The Communities Secretary Sajid Javid has announced a government plan to invoke new measures designed to “create a fairer property management system that works for everyone” in England.
The aim is to “drive down costs and protect consumers from the small minority of rogue agents”.
A Call for Evidence has been initiated to get the ball rolling, with government asking the property industry to share opinions and experiences on:
- whether regulatory overhaul of the sector is needed
- measures to protect consumers from unfair costs and overpriced service charges
- ways to place more power in the hands of consumers by giving leaseholders more say over their agent
The government will consider changing the law so that all letting and management agents, across both the private rented and leasehold sectors, must be qualified and regulated in order to practice
The call for evidence, called “Protecting consumers in the letting and managing agent market”, will last for six weeks from today (Wednesday 18 October 2017). Get involved here.
The government will consider changing the law so that all letting and management agents, across both the private rented and leasehold sectors, must be qualified and regulated in order to practice.
Measures to be considered as part of the call for evidence include:
- how consumers can be empowered in the market, including whether leaseholder tenants should have a greater say over the appointment of managing agents
- how transparency can be increased in the system so that tenants and leaseholders know what they are being charged for and why
- ensuring fairness and openness around relations between freeholders and agents
looking at what qualifications are needed by agents to practice and how regulation can be improved
This is a big segment of the property industry, affecting many millions of households.

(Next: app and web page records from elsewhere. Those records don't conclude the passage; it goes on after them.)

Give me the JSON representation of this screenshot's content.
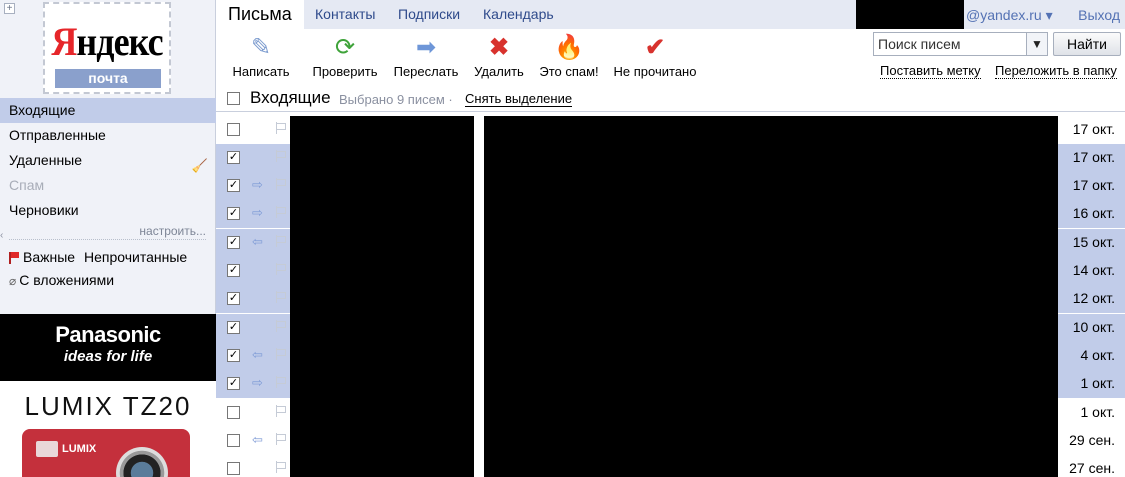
{
  "app": {
    "logo_text_first": "Я",
    "logo_text_rest": "ндекс",
    "logo_sub": "почта",
    "plus_symbol": "+"
  },
  "nav": {
    "tabs": [
      {
        "label": "Письма"
      },
      {
        "label": "Контакты"
      },
      {
        "label": "Подписки"
      },
      {
        "label": "Календарь"
      }
    ],
    "user_domain": "@yandex.ru ▾",
    "logout": "Выход"
  },
  "toolbar": {
    "compose": "Написать",
    "check": "Проверить",
    "forward": "Переслать",
    "delete": "Удалить",
    "spam": "Это спам!",
    "unread": "Не прочитано"
  },
  "search": {
    "placeholder": "Поиск писем",
    "button": "Найти",
    "dropdown": "▼"
  },
  "actions": {
    "set_label": "Поставить метку",
    "move_to_folder": "Переложить в папку"
  },
  "folders": [
    {
      "label": "Входящие",
      "active": true
    },
    {
      "label": "Отправленные"
    },
    {
      "label": "Удаленные"
    },
    {
      "label": "Спам",
      "disabled": true
    },
    {
      "label": "Черновики"
    }
  ],
  "configure": "настроить...",
  "filters": {
    "important": "Важные",
    "unread": "Непрочитанные",
    "attachments": "С вложениями"
  },
  "ad": {
    "brand": "Panasonic",
    "slogan": "ideas for life",
    "model": "LUMIX TZ20",
    "camera_label": "LUMIX"
  },
  "list": {
    "title": "Входящие",
    "selected_info": "Выбрано 9 писем ·",
    "unselect": "Снять выделение"
  },
  "messages": [
    {
      "date": "17 окт.",
      "selected": false,
      "reply": ""
    },
    {
      "date": "17 окт.",
      "selected": true,
      "reply": ""
    },
    {
      "date": "17 окт.",
      "selected": true,
      "reply": "⇨"
    },
    {
      "date": "16 окт.",
      "selected": true,
      "reply": "⇨"
    },
    {
      "date": "15 окт.",
      "selected": true,
      "reply": "⇦"
    },
    {
      "date": "14 окт.",
      "selected": true,
      "reply": ""
    },
    {
      "date": "12 окт.",
      "selected": true,
      "reply": ""
    },
    {
      "date": "10 окт.",
      "selected": true,
      "reply": ""
    },
    {
      "date": "4 окт.",
      "selected": true,
      "reply": "⇦"
    },
    {
      "date": "1 окт.",
      "selected": true,
      "reply": "⇨"
    },
    {
      "date": "1 окт.",
      "selected": false,
      "reply": ""
    },
    {
      "date": "29 сен.",
      "selected": false,
      "reply": "⇦"
    },
    {
      "date": "27 сен.",
      "selected": false,
      "reply": ""
    }
  ],
  "check_mark": "✓"
}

Official data indicate that there are currently over 4.2 million leasehold homes in the UK, with service charges reaching between £2.5bn and £3.5bn a year. Alongside that, the DCLG says that around 4.5 million tenants in the rental sector may also be being over-charged for repairs and services.
Research by consumer group Which? claims that unfair practices can lead to as much as £700m of unnecessary service charges being paid each year, and others such as the All Party Parliamentary Group on leaseholds believe the total could be as much as £1.4bn.
Letting and management agents have been required to belong to a redress scheme since 2010, but new, more toothy measures are now on the cards to clamp down on the minority of bad eggs in the industry.
While the sector is partly self-regulated – through professional bodies such as the Association of Residential Managing Agents (ARMA), ARLA Propertymark and the National Approved Letting Scheme (NALS), which have a code of conduct – other property agents operate outside of any system, and some have been letting the side down.
This latest Call for Evidence is part of a bigger plan to support “Generation Rent” in England. In summer 2017, the government launched a consultation into creating a more transparent system for homebuyers. Plans include banning new-build homes being sold as leasehold as well as restricting ground rents to as low as zero.
Earlier this month the Secretary of State also announced measures requiring all letting agents to be regulated, and there’s ongoing talk of creating a new Housing Court – a specialist court with the aim to save time and money resolving housing disputes. Government has also confirmed it will legislate to ban letting agency fees to tenants.
Communities Secretary Sajid Javid: “This is supposed to be the age of the empowered consumer – yet in property management, we’re still living in the past.
“Today we are showing our determination to give power back to consumers so they have the service they expect and deserve, as part of my drive to deliver transparency and fairness for the growing number of renters and leaseholders.
“Our proposed changes to regulate the industry will give landlords, renters and leaseholders the confidence they need to know that their agents must comply with the rules.
The DCLG has published a few anecdotal bits of evidence of poor property management to help focus responses to the Call for Evidence:
- a group of leaseholders charged ten times the market rate to have a new fire escape fitted – with the £30,000 contract handed to the freeholder’s brother
- one landlord charged £500 by his agent for repairing a shower door
- a London-based property agent who tried to charge a leaseholder almost £5,000 to transfer ownership of a parking space to other leaseholders
Full transcript of Secretary of State Sajid Javid’s speech to the Association of Residential Managing Agents (ARMA) conference